Kimani, $6.25, ISBN 978-0-373-86254-2
Contemporary Romance, 2012
The plot of Farrah Rochon’s Pleasure Rush is straight out of the Handbook of Harlequin Kimani Formula Plots. Stop me if you haven’t read this before: busy heroine persuaded by well-meaning sequel baits to take a vacation to an exotic place, only to meet and fall for the hero.
Naturally, hero Thelonius Stokes is pegged as another millionaire playboy type, even if he doesn’t behave like one. His job, which is the only thing that distinguishes him from other Random Kimani Player Millionaire Heroes out there, is that he used to be an NFL professional who is now embarking on a new career as a TV sports analyst.
Our heroine Deirdre Small devotes her time to her son and her restaurant business, because she is one of those heroines who will die if she somehow touches a pee-pee that doesn’t come with a wedding ring. Theo pushed hard for her affections once upon a time, but she refused to budge because she is smart enough to know that the penis is the root of all evil in this world. Now that they meet again in Hawaii, Theo once again pushes for some honey. Deirdre still believes that in the evil of the penis, but she also decides that she needs some time to let her hair down. Operation Seduce That Guy commences.
Yes, you’ve read that right. Hero wants the honey, the heroine has the honey, but she’s not giving him any unless she succeeds in seducing him first. Let’s not even start with how if she has to approach the seduction of a guy the way a blind man tries very hard to construct a Jenga tower, she may be better off doing something else more fun, like scrubbing her hair with rusty wires. You may be wondering by this point, “Why would that crazy woman want to seduce the very same man that she previously acted like a prickly hedgehog around?
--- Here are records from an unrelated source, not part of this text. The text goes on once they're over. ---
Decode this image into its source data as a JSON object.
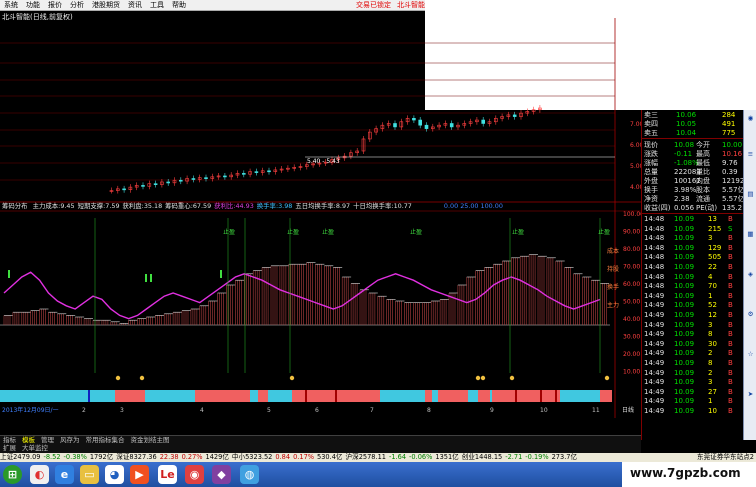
{
  "menu": [
    "系统",
    "功能",
    "报价",
    "分析",
    "港股期货",
    "资讯",
    "工具",
    "帮助"
  ],
  "trade_links": [
    "交易已锁定",
    "北斗智能"
  ],
  "chart_title": "北斗智能(日线,前复权)",
  "price_axis": [
    "7.00",
    "6.00",
    "5.00",
    "4.00"
  ],
  "range_label": "5.40 - 5.43",
  "indicator": {
    "name": "筹码分布",
    "items": [
      {
        "label": "主力成本:",
        "value": "9.45",
        "color": "#e0e0e0"
      },
      {
        "label": "短期支撑:",
        "value": "7.59",
        "color": "#e0e0e0"
      },
      {
        "label": "获利盘:",
        "value": "35.18",
        "color": "#e0e0e0"
      },
      {
        "label": "筹码重心:",
        "value": "67.59",
        "color": "#e0e0e0"
      },
      {
        "label": "获利比:",
        "value": "44.93",
        "color": "#e040e0"
      },
      {
        "label": "换手率:",
        "value": "3.98",
        "color": "#40c0ff"
      },
      {
        "label": "五日均换手率:",
        "value": "8.97",
        "color": "#e0e0e0"
      },
      {
        "label": "十日均换手率:",
        "value": "10.77",
        "color": "#e0e0e0"
      }
    ],
    "range": [
      "0.00",
      "25.00",
      "100.00"
    ]
  },
  "ind_axis": [
    "100.00",
    "90.00",
    "80.00",
    "70.00",
    "60.00",
    "50.00",
    "40.00",
    "30.00",
    "20.00",
    "10.00"
  ],
  "ind_side": [
    "成本",
    "持股",
    "换手",
    "主力"
  ],
  "markers": [
    "止盈",
    "止盈",
    "止盈",
    "止盈",
    "止盈",
    "止盈"
  ],
  "date_axis": [
    "2013年12月09日/一",
    "2",
    "3",
    "4",
    "5",
    "6",
    "7",
    "8",
    "9",
    "10",
    "11"
  ],
  "date_end": "日线",
  "quote": {
    "asks": [
      {
        "label": "卖三",
        "price": "10.06",
        "vol": "284"
      },
      {
        "label": "卖四",
        "price": "10.05",
        "vol": "491"
      },
      {
        "label": "卖五",
        "price": "10.04",
        "vol": "775"
      }
    ],
    "stats": [
      {
        "l": "现价",
        "v": "10.08",
        "l2": "今开",
        "v2": "10.00"
      },
      {
        "l": "涨跌",
        "v": "-0.11",
        "l2": "最高",
        "v2": "10.16"
      },
      {
        "l": "涨幅",
        "v": "-1.08%",
        "l2": "最低",
        "v2": "9.76"
      },
      {
        "l": "总量",
        "v": "222083",
        "l2": "量比",
        "v2": "0.39"
      },
      {
        "l": "外盘",
        "v": "100161",
        "l2": "内盘",
        "v2": "121922"
      },
      {
        "l": "换手",
        "v": "3.98%",
        "l2": "股本",
        "v2": "5.57亿"
      },
      {
        "l": "净资",
        "v": "2.38",
        "l2": "流通",
        "v2": "5.57亿"
      },
      {
        "l": "收益(四)",
        "v": "0.056",
        "l2": "PE(动)",
        "v2": "135.2"
      }
    ],
    "ticks": [
      {
        "t": "14:48",
        "p": "10.09",
        "v": "13",
        "s": "B"
      },
      {
        "t": "14:48",
        "p": "10.09",
        "v": "215",
        "s": "S"
      },
      {
        "t": "14:48",
        "p": "10.09",
        "v": "3",
        "s": "B"
      },
      {
        "t": "14:48",
        "p": "10.09",
        "v": "129",
        "s": "B"
      },
      {
        "t": "14:48",
        "p": "10.09",
        "v": "505",
        "s": "B"
      },
      {
        "t": "14:48",
        "p": "10.09",
        "v": "22",
        "s": "B"
      },
      {
        "t": "14:48",
        "p": "10.09",
        "v": "4",
        "s": "B"
      },
      {
        "t": "14:48",
        "p": "10.09",
        "v": "70",
        "s": "B"
      },
      {
        "t": "14:49",
        "p": "10.09",
        "v": "1",
        "s": "B"
      },
      {
        "t": "14:49",
        "p": "10.09",
        "v": "52",
        "s": "B"
      },
      {
        "t": "14:49",
        "p": "10.09",
        "v": "12",
        "s": "B"
      },
      {
        "t": "14:49",
        "p": "10.09",
        "v": "3",
        "s": "B"
      },
      {
        "t": "14:49",
        "p": "10.09",
        "v": "8",
        "s": "B"
      },
      {
        "t": "14:49",
        "p": "10.09",
        "v": "30",
        "s": "B"
      },
      {
        "t": "14:49",
        "p": "10.09",
        "v": "2",
        "s": "B"
      },
      {
        "t": "14:49",
        "p": "10.09",
        "v": "8",
        "s": "B"
      },
      {
        "t": "14:49",
        "p": "10.09",
        "v": "2",
        "s": "B"
      },
      {
        "t": "14:49",
        "p": "10.09",
        "v": "3",
        "s": "B"
      },
      {
        "t": "14:49",
        "p": "10.09",
        "v": "27",
        "s": "B"
      },
      {
        "t": "14:49",
        "p": "10.09",
        "v": "1",
        "s": "B"
      },
      {
        "t": "14:49",
        "p": "10.09",
        "v": "10",
        "s": "B"
      }
    ]
  },
  "bottom_tabs": [
    "指标",
    "模板",
    "管理",
    "风存为",
    "常用指标集合",
    "资金划结主图"
  ],
  "bottom_tabs2": [
    "扩展",
    "大单监控"
  ],
  "ticker": [
    {
      "t": "上证2479.09",
      "c": "#000"
    },
    {
      "t": "-8.52",
      "c": "#008000"
    },
    {
      "t": "-0.38%",
      "c": "#008000"
    },
    {
      "t": "1792亿",
      "c": "#000"
    },
    {
      "t": "深证8327.36",
      "c": "#000"
    },
    {
      "t": "22.38",
      "c": "#c00000"
    },
    {
      "t": "0.27%",
      "c": "#c00000"
    },
    {
      "t": "1429亿",
      "c": "#000"
    },
    {
      "t": "中小5323.52",
      "c": "#000"
    },
    {
      "t": "0.84",
      "c": "#c00000"
    },
    {
      "t": "0.17%",
      "c": "#c00000"
    },
    {
      "t": "530.4亿",
      "c": "#000"
    },
    {
      "t": "沪深2578.11",
      "c": "#000"
    },
    {
      "t": "-1.64",
      "c": "#008000"
    },
    {
      "t": "-0.06%",
      "c": "#008000"
    },
    {
      "t": "1351亿",
      "c": "#000"
    },
    {
      "t": "创业1448.15",
      "c": "#000"
    },
    {
      "t": "-2.71",
      "c": "#008000"
    },
    {
      "t": "-0.19%",
      "c": "#008000"
    },
    {
      "t": "273.7亿",
      "c": "#000"
    }
  ],
  "ticker_right": "东莞证券华东站点2",
  "watermark": "www.7gpzb.com",
  "candles": [
    3.2,
    3.3,
    3.25,
    3.4,
    3.5,
    3.45,
    3.6,
    3.55,
    3.7,
    3.65,
    3.8,
    3.75,
    3.9,
    3.85,
    3.95,
    3.9,
    4.0,
    4.05,
    4.0,
    4.1,
    4.2,
    4.15,
    4.3,
    4.25,
    4.35,
    4.3,
    4.4,
    4.45,
    4.5,
    4.55,
    4.6,
    4.7,
    4.75,
    4.8,
    4.85,
    5.0,
    5.1,
    5.2,
    5.4,
    5.5,
    6.2,
    6.6,
    6.8,
    7.0,
    7.1,
    6.9,
    7.2,
    7.4,
    7.3,
    7.0,
    6.8,
    6.9,
    7.0,
    7.1,
    6.9,
    7.0,
    7.1,
    7.2,
    7.3,
    7.1,
    7.2,
    7.4,
    7.5,
    7.6,
    7.5,
    7.7,
    7.8,
    7.9,
    8.0
  ],
  "ind_hist": [
    36,
    38,
    38,
    39,
    40,
    38,
    37,
    36,
    35,
    34,
    33,
    33,
    32,
    31,
    33,
    34,
    35,
    36,
    37,
    38,
    39,
    40,
    42,
    45,
    50,
    55,
    58,
    62,
    64,
    66,
    67,
    67,
    68,
    68,
    69,
    68,
    67,
    66,
    60,
    56,
    52,
    50,
    48,
    46,
    45,
    44,
    44,
    44,
    45,
    46,
    50,
    55,
    60,
    64,
    66,
    68,
    70,
    72,
    73,
    74,
    73,
    72,
    70,
    66,
    62,
    60,
    58,
    56
  ],
  "ind_line": [
    50,
    55,
    60,
    63,
    58,
    50,
    45,
    42,
    40,
    44,
    48,
    46,
    40,
    36,
    34,
    36,
    40,
    44,
    48,
    50,
    48,
    46,
    44,
    48,
    52,
    56,
    60,
    62,
    60,
    58,
    55,
    52,
    50,
    48,
    46,
    44,
    42,
    40,
    42,
    46,
    50,
    54,
    58,
    60,
    62,
    60,
    58,
    55,
    52,
    50,
    48,
    46,
    44,
    46,
    50,
    55,
    58,
    60,
    58,
    55,
    52,
    48,
    45,
    42,
    40,
    42,
    44,
    46
  ]
}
If she wants a no-strings attached affair, why choose a guy who is closely associated with her friends and family members? Why not just seduce some random hot guy?” All I can say is that I didn’t write this thing, so don’t look at me.
Naturally, Deirdre approaches the act of seduction with the mechanical trepidation of a woman who is asked to perform open-heart surgery on a loved one using a chainsaw. I have seen people greet the IRS fellow with more enthusiasm. Needless to say, once she finally has the honey, the guy discovers that she’s out to seduce him, so he dumps her. He pushes for her affections hard, and she finally puts out to him, and then he gets mad when he learns that she wants his sexy body. By this point, I’m convinced that these two twits totally deserve each other.
Serving as distraction from the tomfoolery that is the romance is Theo trying to navigate through some tedious football jock drama which demonstrates that even the players with the biggest jockstrap can pout like a baby. Oh, and there are some sequel baits trying very hard to overlook the non-chemistry between Theo and Deirdre, pushing the agenda that those two belong together.
It’s all a pity, really. The author can be witty and her narrative has bounce and sass. But the main characters have wet cotton wool for brains and their romance is a by-the-number formulaic affair with the irritant factor ramped up. The best thing I can say about Pleasure Rush is that it is readable… if just barely.